- **Exercise goal**:
Could you please find each line in the records that contains the word "meta" and copy it?

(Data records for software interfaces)

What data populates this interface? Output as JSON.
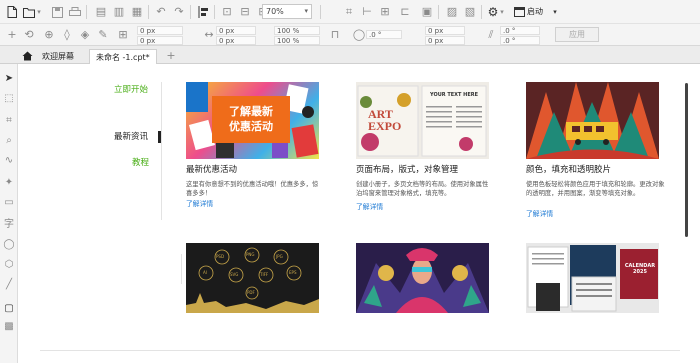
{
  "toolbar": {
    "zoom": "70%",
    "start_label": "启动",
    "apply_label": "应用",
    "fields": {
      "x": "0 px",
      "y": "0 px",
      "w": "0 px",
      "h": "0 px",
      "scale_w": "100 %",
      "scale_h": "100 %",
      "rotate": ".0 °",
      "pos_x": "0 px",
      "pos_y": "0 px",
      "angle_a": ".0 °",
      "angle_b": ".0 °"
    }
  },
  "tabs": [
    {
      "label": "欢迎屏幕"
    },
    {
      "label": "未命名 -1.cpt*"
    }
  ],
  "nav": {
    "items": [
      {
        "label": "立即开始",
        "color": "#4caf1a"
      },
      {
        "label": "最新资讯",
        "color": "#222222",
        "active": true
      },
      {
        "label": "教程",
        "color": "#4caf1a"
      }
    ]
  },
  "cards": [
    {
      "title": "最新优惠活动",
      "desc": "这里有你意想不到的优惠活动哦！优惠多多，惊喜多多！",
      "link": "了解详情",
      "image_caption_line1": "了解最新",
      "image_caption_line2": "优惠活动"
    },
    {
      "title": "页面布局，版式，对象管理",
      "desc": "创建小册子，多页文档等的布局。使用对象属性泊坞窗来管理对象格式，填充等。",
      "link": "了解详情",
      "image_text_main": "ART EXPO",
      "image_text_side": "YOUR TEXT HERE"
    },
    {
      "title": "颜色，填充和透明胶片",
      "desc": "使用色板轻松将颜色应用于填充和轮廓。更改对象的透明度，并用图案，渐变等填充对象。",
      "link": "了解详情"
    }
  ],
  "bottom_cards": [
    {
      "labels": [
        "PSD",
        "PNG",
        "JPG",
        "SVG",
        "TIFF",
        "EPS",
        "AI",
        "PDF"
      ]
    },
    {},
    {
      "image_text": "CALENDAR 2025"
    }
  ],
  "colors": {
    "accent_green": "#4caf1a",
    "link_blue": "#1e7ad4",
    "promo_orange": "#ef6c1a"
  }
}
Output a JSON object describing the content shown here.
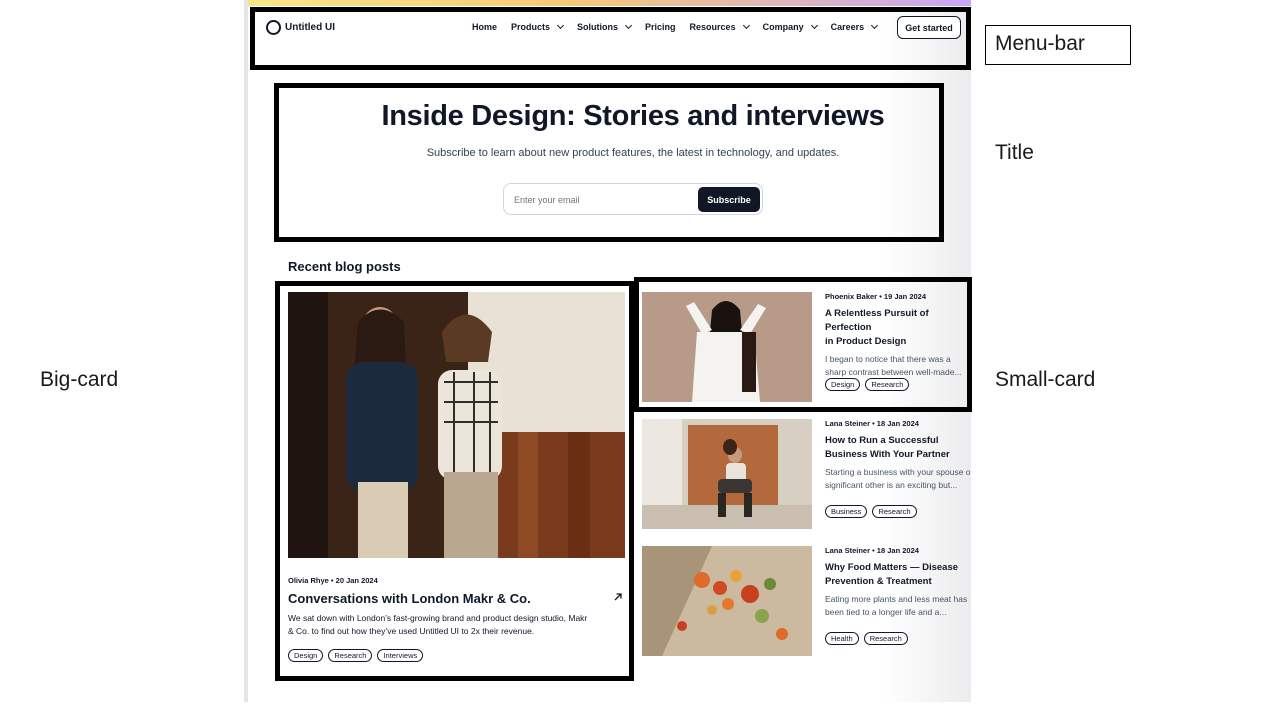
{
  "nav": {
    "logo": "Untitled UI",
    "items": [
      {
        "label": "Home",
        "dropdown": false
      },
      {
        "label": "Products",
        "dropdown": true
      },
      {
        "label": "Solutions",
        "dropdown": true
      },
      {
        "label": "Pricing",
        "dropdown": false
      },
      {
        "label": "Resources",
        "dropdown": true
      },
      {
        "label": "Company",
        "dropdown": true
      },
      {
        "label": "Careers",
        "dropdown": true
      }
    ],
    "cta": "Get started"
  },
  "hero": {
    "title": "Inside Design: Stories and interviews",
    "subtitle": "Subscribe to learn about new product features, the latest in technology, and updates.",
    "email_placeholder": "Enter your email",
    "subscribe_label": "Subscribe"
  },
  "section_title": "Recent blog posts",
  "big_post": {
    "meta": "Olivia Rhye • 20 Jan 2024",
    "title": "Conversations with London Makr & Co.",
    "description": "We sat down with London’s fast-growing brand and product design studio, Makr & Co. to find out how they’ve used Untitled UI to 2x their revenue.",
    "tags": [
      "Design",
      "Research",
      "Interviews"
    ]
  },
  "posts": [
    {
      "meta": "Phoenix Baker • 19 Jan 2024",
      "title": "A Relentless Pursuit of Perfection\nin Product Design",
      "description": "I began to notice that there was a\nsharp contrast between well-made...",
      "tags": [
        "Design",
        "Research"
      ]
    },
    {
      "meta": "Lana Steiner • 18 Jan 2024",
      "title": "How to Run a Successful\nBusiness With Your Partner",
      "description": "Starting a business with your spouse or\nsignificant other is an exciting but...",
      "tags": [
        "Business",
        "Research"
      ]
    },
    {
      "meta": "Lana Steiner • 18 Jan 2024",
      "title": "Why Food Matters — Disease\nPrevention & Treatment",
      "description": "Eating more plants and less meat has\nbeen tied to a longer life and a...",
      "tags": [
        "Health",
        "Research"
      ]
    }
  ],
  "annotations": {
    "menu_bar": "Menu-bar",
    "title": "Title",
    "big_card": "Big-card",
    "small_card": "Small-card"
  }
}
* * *
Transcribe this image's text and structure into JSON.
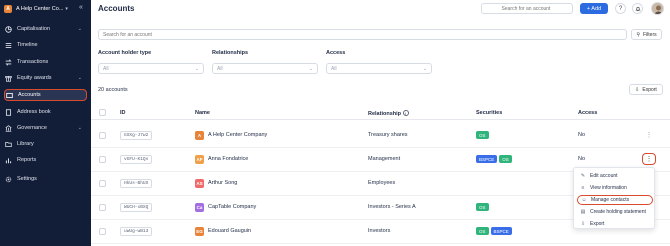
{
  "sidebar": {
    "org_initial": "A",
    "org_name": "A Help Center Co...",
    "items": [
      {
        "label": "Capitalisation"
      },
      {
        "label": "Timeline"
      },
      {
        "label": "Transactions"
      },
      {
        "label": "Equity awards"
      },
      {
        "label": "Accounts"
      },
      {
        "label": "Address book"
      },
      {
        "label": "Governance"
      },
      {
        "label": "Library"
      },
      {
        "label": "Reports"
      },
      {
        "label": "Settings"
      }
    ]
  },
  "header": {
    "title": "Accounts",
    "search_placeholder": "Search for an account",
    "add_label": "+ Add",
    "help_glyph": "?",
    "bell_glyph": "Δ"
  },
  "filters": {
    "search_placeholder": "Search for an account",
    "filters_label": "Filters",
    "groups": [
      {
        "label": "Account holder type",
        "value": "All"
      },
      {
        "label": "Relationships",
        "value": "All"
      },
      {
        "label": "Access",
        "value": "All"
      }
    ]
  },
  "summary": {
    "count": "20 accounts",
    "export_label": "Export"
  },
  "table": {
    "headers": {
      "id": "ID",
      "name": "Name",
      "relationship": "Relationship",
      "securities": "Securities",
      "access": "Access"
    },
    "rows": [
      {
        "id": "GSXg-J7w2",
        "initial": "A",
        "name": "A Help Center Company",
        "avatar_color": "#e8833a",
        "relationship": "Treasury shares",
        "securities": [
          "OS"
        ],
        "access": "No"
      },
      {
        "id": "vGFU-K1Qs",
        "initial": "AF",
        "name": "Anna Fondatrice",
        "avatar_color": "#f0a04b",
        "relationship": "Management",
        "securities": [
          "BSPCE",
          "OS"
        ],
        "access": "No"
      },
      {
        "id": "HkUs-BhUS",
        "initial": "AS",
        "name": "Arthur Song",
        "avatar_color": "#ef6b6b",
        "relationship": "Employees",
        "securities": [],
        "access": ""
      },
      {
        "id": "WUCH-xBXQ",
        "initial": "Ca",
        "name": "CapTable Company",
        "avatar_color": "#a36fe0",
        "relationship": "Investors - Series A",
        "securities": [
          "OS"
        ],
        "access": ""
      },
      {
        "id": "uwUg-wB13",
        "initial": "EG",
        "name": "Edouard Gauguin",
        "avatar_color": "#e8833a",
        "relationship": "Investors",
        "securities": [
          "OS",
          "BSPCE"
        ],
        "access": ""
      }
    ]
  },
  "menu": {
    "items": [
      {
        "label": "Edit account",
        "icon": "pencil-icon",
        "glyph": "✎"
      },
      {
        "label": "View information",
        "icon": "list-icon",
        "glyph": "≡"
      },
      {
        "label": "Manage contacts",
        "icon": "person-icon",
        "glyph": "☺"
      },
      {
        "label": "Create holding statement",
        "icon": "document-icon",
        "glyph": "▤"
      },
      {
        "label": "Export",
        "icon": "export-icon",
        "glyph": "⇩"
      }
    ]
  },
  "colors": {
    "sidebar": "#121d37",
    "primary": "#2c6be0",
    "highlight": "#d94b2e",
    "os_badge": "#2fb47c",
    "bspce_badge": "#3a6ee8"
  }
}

- **Answer section**:
    "meta": "Olivia Rhye • 20 Jan 2024",
      "meta": "Phoenix Baker • 19 Jan 2024",
      "meta": "Lana Steiner • 18 Jan 2024",
      "meta": "Lana Steiner • 18 Jan 2024",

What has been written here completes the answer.